Data extracted from a collection
=== Begin Enclosure ===

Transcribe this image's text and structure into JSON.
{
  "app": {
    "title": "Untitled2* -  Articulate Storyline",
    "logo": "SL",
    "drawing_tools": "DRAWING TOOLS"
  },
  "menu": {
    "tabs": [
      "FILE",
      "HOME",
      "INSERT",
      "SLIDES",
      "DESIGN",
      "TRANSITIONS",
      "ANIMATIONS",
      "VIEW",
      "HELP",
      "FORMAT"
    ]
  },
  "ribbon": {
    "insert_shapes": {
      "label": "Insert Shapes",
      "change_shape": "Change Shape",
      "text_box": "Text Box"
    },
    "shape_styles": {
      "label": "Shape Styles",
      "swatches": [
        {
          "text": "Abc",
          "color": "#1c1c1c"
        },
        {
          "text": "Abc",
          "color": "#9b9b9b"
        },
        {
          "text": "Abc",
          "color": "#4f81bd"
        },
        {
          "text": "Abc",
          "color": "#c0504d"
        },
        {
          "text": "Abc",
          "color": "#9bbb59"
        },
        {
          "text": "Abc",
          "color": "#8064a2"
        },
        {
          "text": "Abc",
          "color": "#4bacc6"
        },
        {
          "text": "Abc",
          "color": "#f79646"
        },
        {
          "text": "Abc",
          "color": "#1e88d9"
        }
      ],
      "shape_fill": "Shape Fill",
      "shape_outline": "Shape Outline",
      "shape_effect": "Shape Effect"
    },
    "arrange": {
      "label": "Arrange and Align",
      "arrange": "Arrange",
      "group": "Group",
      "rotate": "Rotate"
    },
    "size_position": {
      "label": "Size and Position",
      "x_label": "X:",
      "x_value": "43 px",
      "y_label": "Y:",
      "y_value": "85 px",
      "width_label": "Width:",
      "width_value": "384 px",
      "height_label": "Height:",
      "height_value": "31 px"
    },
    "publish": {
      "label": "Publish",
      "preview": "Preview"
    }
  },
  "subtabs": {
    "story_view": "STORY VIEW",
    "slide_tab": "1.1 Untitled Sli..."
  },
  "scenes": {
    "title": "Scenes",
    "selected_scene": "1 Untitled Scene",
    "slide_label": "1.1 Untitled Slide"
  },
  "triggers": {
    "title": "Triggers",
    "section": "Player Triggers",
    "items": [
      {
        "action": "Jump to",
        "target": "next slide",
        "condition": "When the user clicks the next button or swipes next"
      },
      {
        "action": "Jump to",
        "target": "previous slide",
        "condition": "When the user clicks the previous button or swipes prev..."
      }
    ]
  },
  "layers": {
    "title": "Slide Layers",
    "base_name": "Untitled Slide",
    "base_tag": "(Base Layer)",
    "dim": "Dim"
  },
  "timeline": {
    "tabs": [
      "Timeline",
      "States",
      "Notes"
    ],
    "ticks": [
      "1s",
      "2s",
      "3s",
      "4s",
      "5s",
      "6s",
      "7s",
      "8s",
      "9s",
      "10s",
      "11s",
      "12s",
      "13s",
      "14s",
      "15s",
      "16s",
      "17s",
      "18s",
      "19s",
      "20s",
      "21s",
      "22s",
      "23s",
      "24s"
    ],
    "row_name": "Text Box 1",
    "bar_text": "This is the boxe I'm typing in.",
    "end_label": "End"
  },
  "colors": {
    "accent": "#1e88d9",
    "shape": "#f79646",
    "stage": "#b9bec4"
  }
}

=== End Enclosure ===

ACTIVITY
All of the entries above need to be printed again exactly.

RESPONSE TO THE TASK
Transcribe this image's text and structure into JSON.
{
  "app": {
    "title": "Untitled2* -  Articulate Storyline",
    "logo": "SL",
    "drawing_tools": "DRAWING TOOLS"
  },
  "menu": {
    "tabs": [
      "FILE",
      "HOME",
      "INSERT",
      "SLIDES",
      "DESIGN",
      "TRANSITIONS",
      "ANIMATIONS",
      "VIEW",
      "HELP",
      "FORMAT"
    ]
  },
  "ribbon": {
    "insert_shapes": {
      "label": "Insert Shapes",
      "change_shape": "Change Shape",
      "text_box": "Text Box"
    },
    "shape_styles": {
      "label": "Shape Styles",
      "swatches": [
        {
          "text": "Abc",
          "color": "#1c1c1c"
        },
        {
          "text": "Abc",
          "color": "#9b9b9b"
        },
        {
          "text": "Abc",
          "color": "#4f81bd"
        },
        {
          "text": "Abc",
          "color": "#c0504d"
        },
        {
          "text": "Abc",
          "color": "#9bbb59"
        },
        {
          "text": "Abc",
          "color": "#8064a2"
        },
        {
          "text": "Abc",
          "color": "#4bacc6"
        },
        {
          "text": "Abc",
          "color": "#f79646"
        },
        {
          "text": "Abc",
          "color": "#1e88d9"
        }
      ],
      "shape_fill": "Shape Fill",
      "shape_outline": "Shape Outline",
      "shape_effect": "Shape Effect"
    },
    "arrange": {
      "label": "Arrange and Align",
      "arrange": "Arrange",
      "group": "Group",
      "rotate": "Rotate"
    },
    "size_position": {
      "label": "Size and Position",
      "x_label": "X:",
      "x_value": "43 px",
      "y_label": "Y:",
      "y_value": "85 px",
      "width_label": "Width:",
      "width_value": "384 px",
      "height_label": "Height:",
      "height_value": "31 px"
    },
    "publish": {
      "label": "Publish",
      "preview": "Preview"
    }
  },
  "subtabs": {
    "story_view": "STORY VIEW",
    "slide_tab": "1.1 Untitled Sli..."
  },
  "scenes": {
    "title": "Scenes",
    "selected_scene": "1 Untitled Scene",
    "slide_label": "1.1 Untitled Slide"
  },
  "triggers": {
    "title": "Triggers",
    "section": "Player Triggers",
    "items": [
      {
        "action": "Jump to",
        "target": "next slide",
        "condition": "When the user clicks the next button or swipes next"
      },
      {
        "action": "Jump to",
        "target": "previous slide",
        "condition": "When the user clicks the previous button or swipes prev..."
      }
    ]
  },
  "layers": {
    "title": "Slide Layers",
    "base_name": "Untitled Slide",
    "base_tag": "(Base Layer)",
    "dim": "Dim"
  },
  "timeline": {
    "tabs": [
      "Timeline",
      "States",
      "Notes"
    ],
    "ticks": [
      "1s",
      "2s",
      "3s",
      "4s",
      "5s",
      "6s",
      "7s",
      "8s",
      "9s",
      "10s",
      "11s",
      "12s",
      "13s",
      "14s",
      "15s",
      "16s",
      "17s",
      "18s",
      "19s",
      "20s",
      "21s",
      "22s",
      "23s",
      "24s"
    ],
    "row_name": "Text Box 1",
    "bar_text": "This is the boxe I'm typing in.",
    "end_label": "End"
  },
  "colors": {
    "accent": "#1e88d9",
    "shape": "#f79646",
    "stage": "#b9bec4"
  }
}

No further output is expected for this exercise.